START Extracted entries

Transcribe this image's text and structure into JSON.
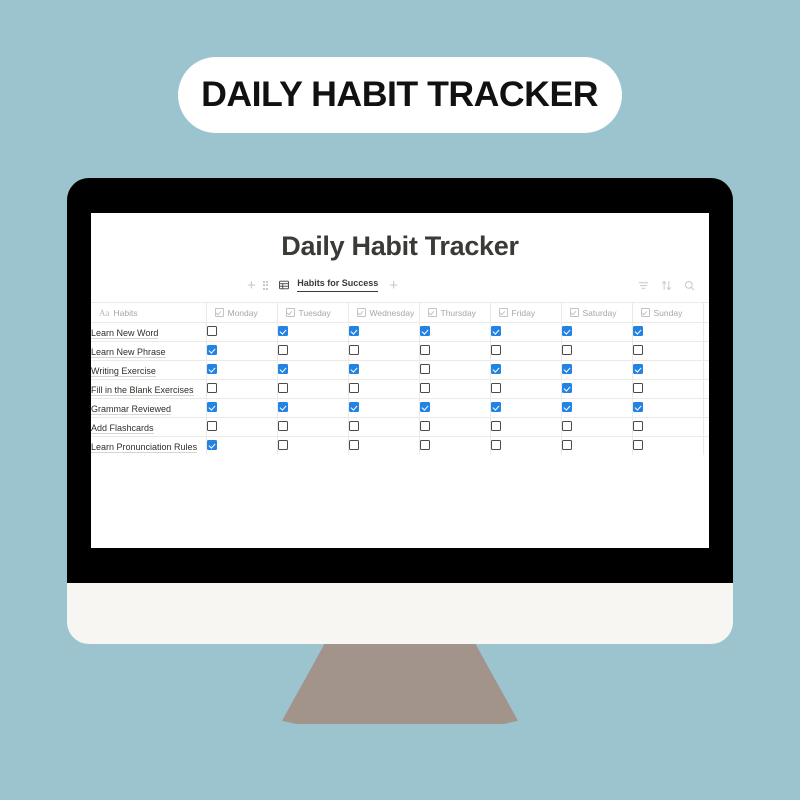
{
  "poster": {
    "background_color": "#9bc4ce",
    "title_pill": {
      "text": "DAILY HABIT TRACKER",
      "background_color": "#ffffff",
      "text_color": "#111111"
    }
  },
  "device": {
    "type": "desktop-monitor",
    "bezel_color": "#000000",
    "chin_color": "#f8f6f3",
    "stand_color": "#a2948b"
  },
  "screen": {
    "page_title": "Daily Habit Tracker",
    "toolbar": {
      "add_icon": "plus-icon",
      "drag_handle_icon": "drag-handle-icon",
      "database_icon": "table-grid-icon",
      "view_name": "Habits for Success",
      "add_view_icon": "plus-icon",
      "filter_icon": "filter-icon",
      "sort_icon": "sort-icon",
      "search_icon": "search-icon"
    },
    "table": {
      "accent_color": "#2383e2",
      "title_prefix_icon": "aa-text-icon",
      "title_column_header": "Habits",
      "title_prefix_label": "Aa",
      "day_columns": [
        {
          "label": "Monday",
          "icon": "checkbox-icon"
        },
        {
          "label": "Tuesday",
          "icon": "checkbox-icon"
        },
        {
          "label": "Wednesday",
          "icon": "checkbox-icon"
        },
        {
          "label": "Thursday",
          "icon": "checkbox-icon"
        },
        {
          "label": "Friday",
          "icon": "checkbox-icon"
        },
        {
          "label": "Saturday",
          "icon": "checkbox-icon"
        },
        {
          "label": "Sunday",
          "icon": "checkbox-icon"
        }
      ],
      "rows": [
        {
          "habit": "Learn New Word",
          "checks": [
            false,
            true,
            true,
            true,
            true,
            true,
            true
          ]
        },
        {
          "habit": "Learn New Phrase",
          "checks": [
            true,
            false,
            false,
            false,
            false,
            false,
            false
          ]
        },
        {
          "habit": "Writing Exercise",
          "checks": [
            true,
            true,
            true,
            false,
            true,
            true,
            true
          ]
        },
        {
          "habit": "Fill in the Blank Exercises",
          "checks": [
            false,
            false,
            false,
            false,
            false,
            true,
            false
          ]
        },
        {
          "habit": "Grammar Reviewed",
          "checks": [
            true,
            true,
            true,
            true,
            true,
            true,
            true
          ]
        },
        {
          "habit": "Add Flashcards",
          "checks": [
            false,
            false,
            false,
            false,
            false,
            false,
            false
          ]
        },
        {
          "habit": "Learn Pronunciation Rules",
          "checks": [
            true,
            false,
            false,
            false,
            false,
            false,
            false
          ]
        }
      ]
    }
  }
}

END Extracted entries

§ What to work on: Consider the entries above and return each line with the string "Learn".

§ Result:
          "habit": "Learn New Word",
          "habit": "Learn New Phrase",
          "habit": "Learn Pronunciation Rules",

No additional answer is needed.